The Neue Galerie (1048 Fifth Avenue. Tel. [212] 628-6200), occupying an ornate 1914 mansion owned by Mrs. Cornelius Vanderbilt III, has a sensational collection of early-20th-century German and Austrian art and design. The star attraction is Klimt’s shimmering “Adele Bloch-Bauer I,” featured in the recent film “Woman in Gold.” The elegant Café Sabarsky, housed in the former music room of the mansion, serves the best Viennese tortes this side of the Atlantic, as well as fine savory dishes. Closed Tuesday and Wednesday.

Transportation, Shops and Dining

The Oculus — officially the World Trade Center Transportation Hub — features a striking design by Spanish architect Santiago Calatrava. From the outside, it appears to be a giant white seashell. Inside it is a cathedral-like space whose towering 160-feet ribbed walls culminate in a ribbon skylight. The Oculus ties together 11 subway lines and the PATH trains to New Jersey. And it has an appealing array of shops and food venues. It is an uplifting design in a place that was once grim wreckage.

The Theater District

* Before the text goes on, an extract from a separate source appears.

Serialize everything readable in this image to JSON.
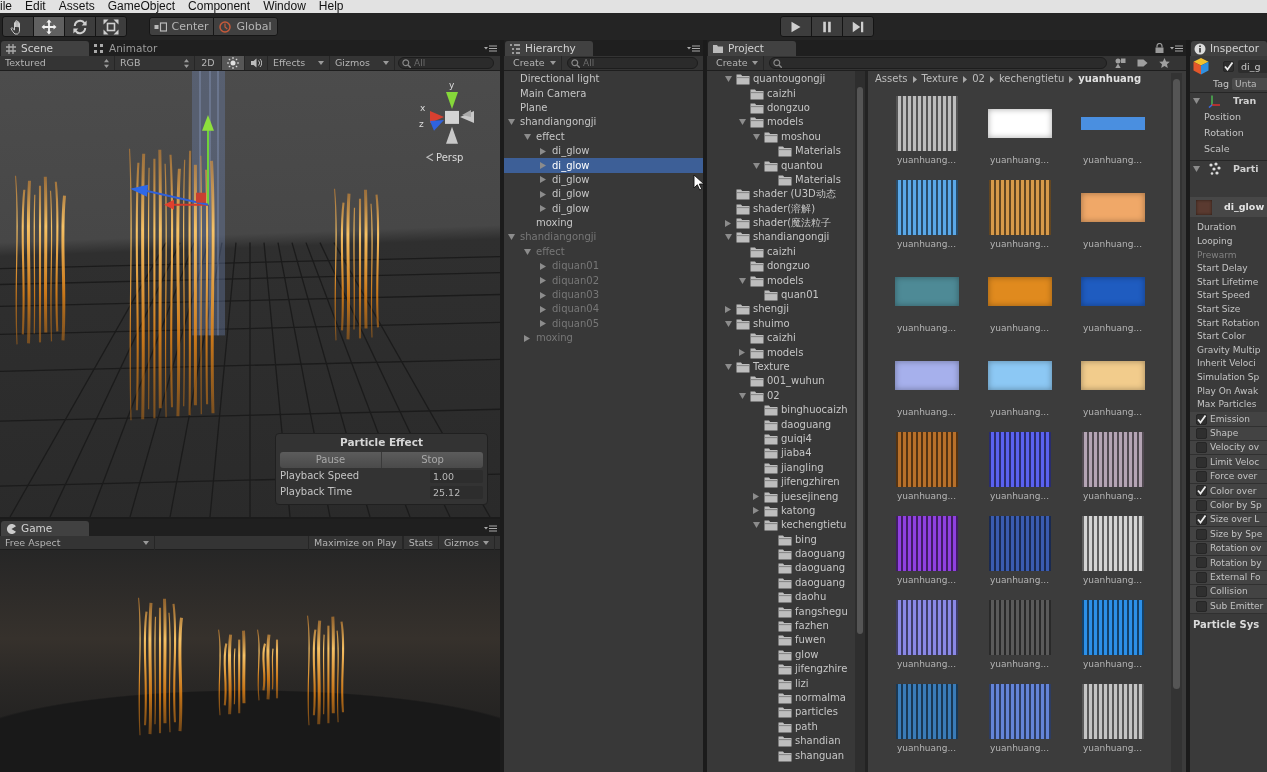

The Theater District does not rank among New York’s top dining destinations. Nevertheless, it is possible to have a satisfying meal within walking distance of a Broadway show. In 2009, Charlie Palmer moved his flagship restaurant, Aureole (135 West 42nd Street, Tel. [212] 319-1660), from an Upper East Side townhouse to its current flashy space. Farther north, ViceVersa (325 West 51st Street, Tel. [212] 399-9291) is a smart, contemporary Italian restaurant. Finally, hidden in an unmarked brownstone in the heart of the district, Bar Centrale (324 West 46th Street, Tel. [212] 581-3130) is popular with people in the business.